:: Work required ::
Select every line below containing the word "thickness".

[Excerpts from an interface dataset]
________________

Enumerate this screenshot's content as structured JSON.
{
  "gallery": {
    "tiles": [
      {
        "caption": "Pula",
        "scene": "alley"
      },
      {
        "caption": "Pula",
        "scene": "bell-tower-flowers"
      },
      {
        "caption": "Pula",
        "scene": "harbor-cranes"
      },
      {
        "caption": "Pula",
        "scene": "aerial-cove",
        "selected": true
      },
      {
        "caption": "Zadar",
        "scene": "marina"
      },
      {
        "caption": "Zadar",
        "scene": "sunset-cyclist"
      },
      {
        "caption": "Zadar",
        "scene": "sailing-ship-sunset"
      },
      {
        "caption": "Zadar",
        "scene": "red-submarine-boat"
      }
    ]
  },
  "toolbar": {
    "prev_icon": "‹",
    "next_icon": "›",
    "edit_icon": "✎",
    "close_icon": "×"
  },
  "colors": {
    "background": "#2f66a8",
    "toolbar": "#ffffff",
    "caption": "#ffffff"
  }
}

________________

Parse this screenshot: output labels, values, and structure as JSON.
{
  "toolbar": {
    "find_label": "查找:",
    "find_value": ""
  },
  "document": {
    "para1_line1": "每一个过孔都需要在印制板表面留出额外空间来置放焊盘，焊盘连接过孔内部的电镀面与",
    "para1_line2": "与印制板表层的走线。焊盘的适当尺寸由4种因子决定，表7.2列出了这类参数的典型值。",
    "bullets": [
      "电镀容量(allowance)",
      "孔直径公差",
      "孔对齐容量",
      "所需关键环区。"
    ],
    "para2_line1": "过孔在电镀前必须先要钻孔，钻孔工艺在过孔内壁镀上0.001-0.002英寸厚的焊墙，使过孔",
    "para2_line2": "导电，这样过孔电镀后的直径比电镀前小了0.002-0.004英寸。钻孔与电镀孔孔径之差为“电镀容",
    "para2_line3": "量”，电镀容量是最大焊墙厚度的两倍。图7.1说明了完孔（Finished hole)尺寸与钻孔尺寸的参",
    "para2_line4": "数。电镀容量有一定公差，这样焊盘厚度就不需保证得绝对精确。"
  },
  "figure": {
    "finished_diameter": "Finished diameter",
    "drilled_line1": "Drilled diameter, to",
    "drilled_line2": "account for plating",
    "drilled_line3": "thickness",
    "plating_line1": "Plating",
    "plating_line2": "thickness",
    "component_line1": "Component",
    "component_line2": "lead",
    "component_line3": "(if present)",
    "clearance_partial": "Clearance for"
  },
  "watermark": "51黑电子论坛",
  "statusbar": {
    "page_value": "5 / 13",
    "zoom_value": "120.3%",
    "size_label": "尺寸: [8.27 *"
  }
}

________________

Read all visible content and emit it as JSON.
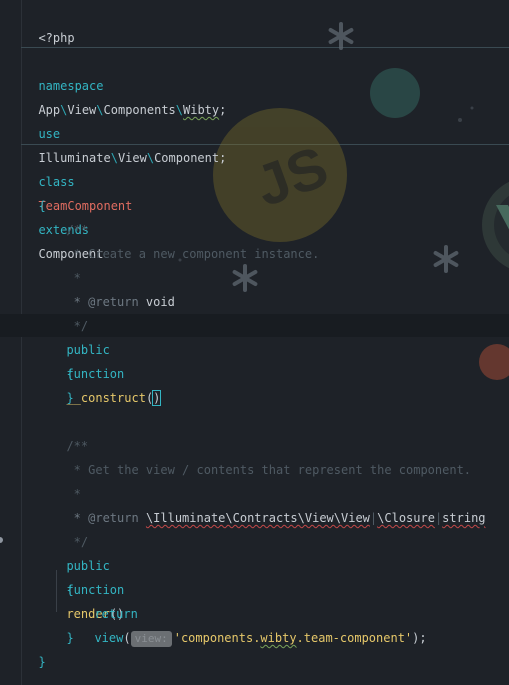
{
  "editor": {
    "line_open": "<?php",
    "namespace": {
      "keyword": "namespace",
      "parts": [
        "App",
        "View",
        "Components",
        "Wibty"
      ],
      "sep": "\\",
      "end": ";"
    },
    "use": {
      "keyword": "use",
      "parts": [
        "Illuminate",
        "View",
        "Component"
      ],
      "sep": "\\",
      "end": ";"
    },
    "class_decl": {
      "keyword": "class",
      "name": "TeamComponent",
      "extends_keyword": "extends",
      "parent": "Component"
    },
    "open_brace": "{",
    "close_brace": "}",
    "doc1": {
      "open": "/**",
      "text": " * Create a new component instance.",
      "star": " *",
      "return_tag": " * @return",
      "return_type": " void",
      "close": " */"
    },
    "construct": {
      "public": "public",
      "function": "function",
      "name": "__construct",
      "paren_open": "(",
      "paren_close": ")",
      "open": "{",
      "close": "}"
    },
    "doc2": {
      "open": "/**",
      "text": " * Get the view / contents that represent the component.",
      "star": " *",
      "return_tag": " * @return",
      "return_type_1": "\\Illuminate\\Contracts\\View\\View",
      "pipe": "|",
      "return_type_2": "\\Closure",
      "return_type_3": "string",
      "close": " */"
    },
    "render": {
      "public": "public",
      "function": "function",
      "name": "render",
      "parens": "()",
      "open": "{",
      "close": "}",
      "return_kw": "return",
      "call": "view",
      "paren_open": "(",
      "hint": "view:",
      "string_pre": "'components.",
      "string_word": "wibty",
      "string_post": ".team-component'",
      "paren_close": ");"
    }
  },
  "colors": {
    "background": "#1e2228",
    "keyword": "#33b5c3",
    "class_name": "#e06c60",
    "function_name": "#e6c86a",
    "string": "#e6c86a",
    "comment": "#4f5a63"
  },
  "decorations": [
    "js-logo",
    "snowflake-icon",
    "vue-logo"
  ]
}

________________

:: Answer ::
    "drilled_line3": "thickness",
    "plating_line2": "thickness",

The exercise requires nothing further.